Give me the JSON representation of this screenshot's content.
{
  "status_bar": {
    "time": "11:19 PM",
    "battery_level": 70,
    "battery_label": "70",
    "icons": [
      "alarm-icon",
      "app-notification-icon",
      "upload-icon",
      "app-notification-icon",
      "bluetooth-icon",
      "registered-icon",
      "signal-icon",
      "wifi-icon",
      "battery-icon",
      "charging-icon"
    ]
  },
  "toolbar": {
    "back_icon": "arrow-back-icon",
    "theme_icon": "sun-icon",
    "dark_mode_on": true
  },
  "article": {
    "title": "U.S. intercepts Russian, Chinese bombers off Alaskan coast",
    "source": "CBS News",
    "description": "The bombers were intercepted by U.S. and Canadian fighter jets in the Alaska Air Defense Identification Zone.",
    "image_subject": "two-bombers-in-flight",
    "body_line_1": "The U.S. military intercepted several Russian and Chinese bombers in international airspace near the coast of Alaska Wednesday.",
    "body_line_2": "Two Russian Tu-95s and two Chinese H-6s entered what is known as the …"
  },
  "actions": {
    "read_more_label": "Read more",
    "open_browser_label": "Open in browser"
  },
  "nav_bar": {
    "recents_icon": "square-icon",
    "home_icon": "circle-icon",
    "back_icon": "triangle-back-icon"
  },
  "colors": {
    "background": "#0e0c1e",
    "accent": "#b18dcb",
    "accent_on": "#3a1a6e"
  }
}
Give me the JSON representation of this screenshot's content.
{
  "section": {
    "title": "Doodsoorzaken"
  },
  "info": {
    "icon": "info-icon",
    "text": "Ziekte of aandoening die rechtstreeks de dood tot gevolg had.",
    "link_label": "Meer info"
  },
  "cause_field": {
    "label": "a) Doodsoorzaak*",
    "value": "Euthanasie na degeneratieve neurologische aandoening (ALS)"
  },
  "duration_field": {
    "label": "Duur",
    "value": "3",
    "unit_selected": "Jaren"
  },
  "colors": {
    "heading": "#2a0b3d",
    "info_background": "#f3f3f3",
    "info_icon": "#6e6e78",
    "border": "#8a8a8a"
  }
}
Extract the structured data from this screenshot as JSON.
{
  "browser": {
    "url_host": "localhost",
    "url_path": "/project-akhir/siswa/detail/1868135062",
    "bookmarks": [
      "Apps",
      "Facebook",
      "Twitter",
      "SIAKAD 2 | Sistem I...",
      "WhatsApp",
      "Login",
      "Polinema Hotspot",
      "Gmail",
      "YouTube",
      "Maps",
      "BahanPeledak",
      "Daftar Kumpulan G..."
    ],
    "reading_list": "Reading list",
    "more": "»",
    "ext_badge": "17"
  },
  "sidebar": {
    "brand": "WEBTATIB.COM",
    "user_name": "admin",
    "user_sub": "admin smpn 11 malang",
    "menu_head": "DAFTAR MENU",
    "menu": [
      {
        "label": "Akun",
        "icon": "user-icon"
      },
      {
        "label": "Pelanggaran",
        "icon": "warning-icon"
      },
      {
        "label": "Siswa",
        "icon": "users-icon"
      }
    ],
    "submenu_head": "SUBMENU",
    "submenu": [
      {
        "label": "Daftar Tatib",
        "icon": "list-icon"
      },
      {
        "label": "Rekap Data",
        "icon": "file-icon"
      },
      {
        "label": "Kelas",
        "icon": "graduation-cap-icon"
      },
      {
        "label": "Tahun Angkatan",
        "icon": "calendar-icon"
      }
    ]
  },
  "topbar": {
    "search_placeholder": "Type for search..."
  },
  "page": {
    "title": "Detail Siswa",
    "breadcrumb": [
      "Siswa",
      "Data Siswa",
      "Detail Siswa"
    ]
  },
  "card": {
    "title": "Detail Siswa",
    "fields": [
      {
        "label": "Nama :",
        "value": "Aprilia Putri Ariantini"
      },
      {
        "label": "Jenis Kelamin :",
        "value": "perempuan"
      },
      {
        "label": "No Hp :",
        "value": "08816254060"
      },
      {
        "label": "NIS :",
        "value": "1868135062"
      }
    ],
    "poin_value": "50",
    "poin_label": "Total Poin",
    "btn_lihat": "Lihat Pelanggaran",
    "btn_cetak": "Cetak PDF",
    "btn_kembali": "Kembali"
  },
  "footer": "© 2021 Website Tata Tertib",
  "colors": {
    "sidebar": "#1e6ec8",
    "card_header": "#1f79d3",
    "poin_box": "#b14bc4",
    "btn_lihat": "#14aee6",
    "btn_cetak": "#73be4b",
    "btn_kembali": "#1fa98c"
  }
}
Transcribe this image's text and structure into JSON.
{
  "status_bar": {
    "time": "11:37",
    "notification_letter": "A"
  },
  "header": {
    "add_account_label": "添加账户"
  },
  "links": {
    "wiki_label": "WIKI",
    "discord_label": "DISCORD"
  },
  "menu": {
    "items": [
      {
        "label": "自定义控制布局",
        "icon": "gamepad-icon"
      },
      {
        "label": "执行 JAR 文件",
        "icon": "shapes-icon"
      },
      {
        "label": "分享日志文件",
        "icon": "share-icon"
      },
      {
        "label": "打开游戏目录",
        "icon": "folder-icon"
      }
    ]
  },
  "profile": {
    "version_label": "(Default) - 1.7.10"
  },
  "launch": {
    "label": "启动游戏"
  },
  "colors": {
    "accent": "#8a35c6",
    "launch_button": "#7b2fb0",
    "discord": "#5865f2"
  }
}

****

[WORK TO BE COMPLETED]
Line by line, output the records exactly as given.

[WRITTEN ANSWER]
Give me the JSON representation of this screenshot's content.
{
  "status_bar": {
    "time": "11:19 PM",
    "battery_level": 70,
    "battery_label": "70",
    "icons": [
      "alarm-icon",
      "app-notification-icon",
      "upload-icon",
      "app-notification-icon",
      "bluetooth-icon",
      "registered-icon",
      "signal-icon",
      "wifi-icon",
      "battery-icon",
      "charging-icon"
    ]
  },
  "toolbar": {
    "back_icon": "arrow-back-icon",
    "theme_icon": "sun-icon",
    "dark_mode_on": true
  },
  "article": {
    "title": "U.S. intercepts Russian, Chinese bombers off Alaskan coast",
    "source": "CBS News",
    "description": "The bombers were intercepted by U.S. and Canadian fighter jets in the Alaska Air Defense Identification Zone.",
    "image_subject": "two-bombers-in-flight",
    "body_line_1": "The U.S. military intercepted several Russian and Chinese bombers in international airspace near the coast of Alaska Wednesday.",
    "body_line_2": "Two Russian Tu-95s and two Chinese H-6s entered what is known as the …"
  },
  "actions": {
    "read_more_label": "Read more",
    "open_browser_label": "Open in browser"
  },
  "nav_bar": {
    "recents_icon": "square-icon",
    "home_icon": "circle-icon",
    "back_icon": "triangle-back-icon"
  },
  "colors": {
    "background": "#0e0c1e",
    "accent": "#b18dcb",
    "accent_on": "#3a1a6e"
  }
}
Give me the JSON representation of this screenshot's content.
{
  "section": {
    "title": "Doodsoorzaken"
  },
  "info": {
    "icon": "info-icon",
    "text": "Ziekte of aandoening die rechtstreeks de dood tot gevolg had.",
    "link_label": "Meer info"
  },
  "cause_field": {
    "label": "a) Doodsoorzaak*",
    "value": "Euthanasie na degeneratieve neurologische aandoening (ALS)"
  },
  "duration_field": {
    "label": "Duur",
    "value": "3",
    "unit_selected": "Jaren"
  },
  "colors": {
    "heading": "#2a0b3d",
    "info_background": "#f3f3f3",
    "info_icon": "#6e6e78",
    "border": "#8a8a8a"
  }
}
Extract the structured data from this screenshot as JSON.
{
  "browser": {
    "url_host": "localhost",
    "url_path": "/project-akhir/siswa/detail/1868135062",
    "bookmarks": [
      "Apps",
      "Facebook",
      "Twitter",
      "SIAKAD 2 | Sistem I...",
      "WhatsApp",
      "Login",
      "Polinema Hotspot",
      "Gmail",
      "YouTube",
      "Maps",
      "BahanPeledak",
      "Daftar Kumpulan G..."
    ],
    "reading_list": "Reading list",
    "more": "»",
    "ext_badge": "17"
  },
  "sidebar": {
    "brand": "WEBTATIB.COM",
    "user_name": "admin",
    "user_sub": "admin smpn 11 malang",
    "menu_head": "DAFTAR MENU",
    "menu": [
      {
        "label": "Akun",
        "icon": "user-icon"
      },
      {
        "label": "Pelanggaran",
        "icon": "warning-icon"
      },
      {
        "label": "Siswa",
        "icon": "users-icon"
      }
    ],
    "submenu_head": "SUBMENU",
    "submenu": [
      {
        "label": "Daftar Tatib",
        "icon": "list-icon"
      },
      {
        "label": "Rekap Data",
        "icon": "file-icon"
      },
      {
        "label": "Kelas",
        "icon": "graduation-cap-icon"
      },
      {
        "label": "Tahun Angkatan",
        "icon": "calendar-icon"
      }
    ]
  },
  "topbar": {
    "search_placeholder": "Type for search..."
  },
  "page": {
    "title": "Detail Siswa",
    "breadcrumb": [
      "Siswa",
      "Data Siswa",
      "Detail Siswa"
    ]
  },
  "card": {
    "title": "Detail Siswa",
    "fields": [
      {
        "label": "Nama :",
        "value": "Aprilia Putri Ariantini"
      },
      {
        "label": "Jenis Kelamin :",
        "value": "perempuan"
      },
      {
        "label": "No Hp :",
        "value": "08816254060"
      },
      {
        "label": "NIS :",
        "value": "1868135062"
      }
    ],
    "poin_value": "50",
    "poin_label": "Total Poin",
    "btn_lihat": "Lihat Pelanggaran",
    "btn_cetak": "Cetak PDF",
    "btn_kembali": "Kembali"
  },
  "footer": "© 2021 Website Tata Tertib",
  "colors": {
    "sidebar": "#1e6ec8",
    "card_header": "#1f79d3",
    "poin_box": "#b14bc4",
    "btn_lihat": "#14aee6",
    "btn_cetak": "#73be4b",
    "btn_kembali": "#1fa98c"
  }
}
Transcribe this image's text and structure into JSON.
{
  "status_bar": {
    "time": "11:37",
    "notification_letter": "A"
  },
  "header": {
    "add_account_label": "添加账户"
  },
  "links": {
    "wiki_label": "WIKI",
    "discord_label": "DISCORD"
  },
  "menu": {
    "items": [
      {
        "label": "自定义控制布局",
        "icon": "gamepad-icon"
      },
      {
        "label": "执行 JAR 文件",
        "icon": "shapes-icon"
      },
      {
        "label": "分享日志文件",
        "icon": "share-icon"
      },
      {
        "label": "打开游戏目录",
        "icon": "folder-icon"
      }
    ]
  },
  "profile": {
    "version_label": "(Default) - 1.7.10"
  },
  "launch": {
    "label": "启动游戏"
  },
  "colors": {
    "accent": "#8a35c6",
    "launch_button": "#7b2fb0",
    "discord": "#5865f2"
  }
}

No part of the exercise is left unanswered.